Tuesday, 18 October 2005

An Education in Fakery

Zoë Williams of The Guardian rues that many of us do not appreciate modern art, and believes that the reason for this disinclination lies in education: “Many of us think modern art is rubbish because our visual education ended at the age of about seven”. (Zoë Williams, “When a shed is not a shedThe Guardian, 18th October 2005.)
Ah, so that’s it! There was I thinking that my opinions of modern art were determined by my aesthetic faculties’ having not yet degraded into a thick slime of pretension which oozes through to disingenuous appreciation; and now I am told that these faculties have not yet been sufficiently formed! I shall get me away to a night-school for a class in special pleading; for though it seems that an appreciation for a Rubens or a Michelangelo requires no education, an appreciation for a bog-roll in a gallery does. Doubtlessly I should need to be taught to appreciate ugly tat; for I am yet to learn to appreciate that a turd on a doll’s house could express the patriarcho-fascistic nature of domestic life; or that a Peruvian peasant’s toothbrush stuck up a rabbit’s arse does indeed bring into question the whole legitimacy of Western Civilisation. Should I learn also that all those mumbling half-wits who produce such things, and all those rapacious merchants who sell them, and all those tasteless posers who buy them, have sensibilities beyond my scrutiny?
Of course not. These people do not love or appreciate art; they are philistines, and as such, art for them has value only in its utility. To the poser – the defender of such things – modern art has utility in its allowing him to pretend that he has aesthetic faculties that reach beyond common appreciation. After all, the aesthetic qualities of a Rembrandt or a Raphael are obvious enough that even the dulled faculties of the lower classes might appreciate them, even if not quite as highly as indiscriminate breeding or stone-cladding. And the staunchly conservative Colonel and the bourgeois housewife – they too might appreciate a Hogarth or a Holbein. Now, it would never do – would it, darling? – to admit that one shares the same faculties as they possess. Never at all. One must instead pretend to appreciate something that isn’t there – to pretend to find in artless rubbish a beauty, a form, a harmony and a meaning – for fear of appearing insufficiently progressive in one’s tastes and understanding.

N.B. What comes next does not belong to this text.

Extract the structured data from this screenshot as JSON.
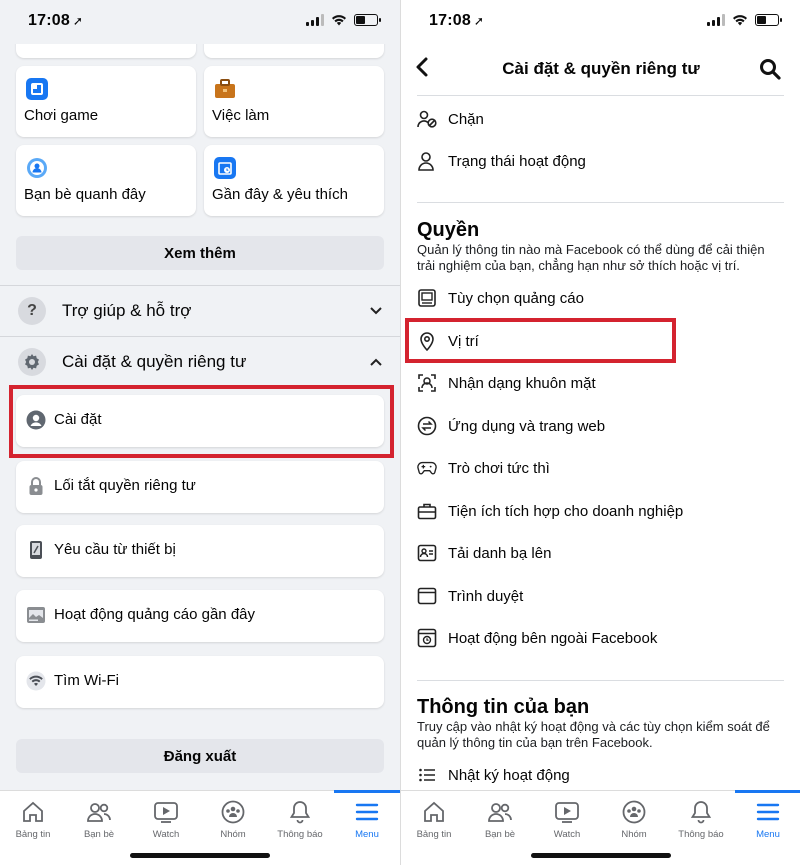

Akaky said...

Do not mock modern art, good sir, since the economy of the happy little burg in which I live is now based on a humongous museum dedicated to the stuff. You wouldnt think that the economy of a small American city could be based on art no one within the city limits really understands and selling off Grandma's old furniture under the rubric of antiques, but you would be wrong.

dearieme said...

Pound, Picasso and Parker: those were Larkin's measure of piffle.

Anonymous said...

Great piece. I can recommend the Tony Hancock film "The Rebel" to anyone who likes to see the pretensions of Tracey Emin-type "artists" well and truly exploded.

Kirk Elder said...

Miss Williams once wrote an interesting article about her bicycle. On reflection, I think the views of her bicycle on modern art might prove more rewarding. nkh